The download button. A symbol of the 21st century. Throw out your CD’s, throw out your old vinyls, the internet age is here to stay. But as the music industry shifts almost exclusively to “the cloud,” let’s take a moment to reflect on what we’re doing.
Popularized by iTunes, the online download has become easily the most widely-accepted form of music distribution. Being able to make one click and have a song stored on your computer instantly is much preferable to ordering a cumbersome vinyl which can take weeks to reach your home. In a society where convenience is the name of the game, there’s no longer a place for CDs, tapes and vinyl recordings. Or is there?
There’s something special about being able to hold something tangible in your hand. My first CD collection in middle school consisted of only a few Metallica albums, Cake’s “Fashion Nugget,” and Bob Marley’s “Legend.” But through two computer crashes and a broken iPod, these soon-to-be antiques have been a staple to my music library. But more than that, they have personality. From the scratches on the case to the worn pages of the tracklist, I’ve imbued my character in these CD’s as much as they’ve imbued their character in me.
The download is a deeply impersonal medium of music. All it takes is one click to listen to a song. But with a new CD or vinyl, there’s a much longer connection with the music before being able to appreciate it. There’s the unwrapping and opening of the case, the booklet the artists have put together and the CD shining up at you. Unless it’s a vinyl. In which case the smell would probably hit you first.
But that’s only the first part of the equation. A good vinyl collection is always a sight to see, and the interaction and organization of a collection can be an experience in itself. And after that, physical mediums can be recycled, put back into circulation through music stores like Rasputin and Amoeba Music in San Francisco. They are given a second life. Generation after generation can dive into the music and feel the weight of the culture in their hands.
There’s no doubt that physical mediums are a dying breed. They simply can’t compete with the ease of downloading music online.
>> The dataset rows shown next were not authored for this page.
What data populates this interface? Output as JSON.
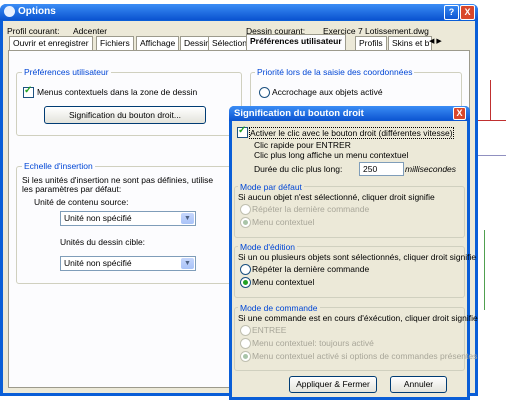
{
  "colors": {
    "accent": "#0a5ed7",
    "legend": "#0046d5",
    "checkbox_green": "#21a121"
  },
  "window": {
    "title": "Options",
    "profile_label": "Profil courant:",
    "profile_value": "Adcenter",
    "drawing_label": "Dessin courant:",
    "drawing_value": "Exercice 7 Lotissement.dwg",
    "help_btn": "?",
    "close_btn": "X"
  },
  "tabs": [
    "Ouvrir et enregistrer",
    "Fichiers",
    "Affichage",
    "Dessin",
    "Sélection",
    "Préférences utilisateur",
    "Profils",
    "Skins et b"
  ],
  "tab_scroll": "◀ ▶",
  "prefs": {
    "legend": "Préférences utilisateur",
    "context_menu_label": "Menus contextuels dans la zone de dessin",
    "right_click_btn": "Signification du bouton droit..."
  },
  "coords": {
    "legend": "Priorité lors de la saisie des coordonnées",
    "snap_label": "Accrochage aux objets activé"
  },
  "scale": {
    "legend": "Echelle d'insertion",
    "desc": "Si les unités d'insertion ne sont pas définies, utilise",
    "desc2": "les paramètres par défaut:",
    "source_label": "Unité de contenu source:",
    "source_value": "Unité non spécifié",
    "target_label": "Unités du dessin cible:",
    "target_value": "Unité non spécifié"
  },
  "dialog": {
    "title": "Signification du bouton droit",
    "close": "X",
    "activate_label": "Activer le clic avec le bouton droit (différentes vitesse)",
    "quick_click": "Clic rapide pour ENTRER",
    "long_click": "Clic plus long affiche un menu contextuel",
    "duration_label": "Durée du clic plus long:",
    "duration_value": "250",
    "duration_unit": "millisecondes",
    "default_mode": {
      "legend": "Mode par défaut",
      "desc": "Si aucun objet n'est sélectionné, cliquer droit signifie",
      "opt1": "Répéter la dernière commande",
      "opt2": "Menu contextuel"
    },
    "edit_mode": {
      "legend": "Mode d'édition",
      "desc": "Si un ou plusieurs objets sont sélectionnés, cliquer droit signifie",
      "opt1": "Répéter la dernière commande",
      "opt2": "Menu contextuel"
    },
    "command_mode": {
      "legend": "Mode de commande",
      "desc": "Si une commande est en cours d'éxécution, cliquer droit signifie",
      "opt1": "ENTREE",
      "opt2": "Menu contextuel: toujours activé",
      "opt3": "Menu contextuel activé si options de commandes présentes"
    },
    "apply_btn": "Appliquer & Fermer",
    "cancel_btn": "Annuler"
  }
}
But while some people appreciate music solely for its sound, vinyls and CDs offer a complete package that can be much more personal and satisfying than an online playlist.
So when you find that box of old records in your garage, take a careful look at it before you decide what’s garbage and what’s a musical treasure.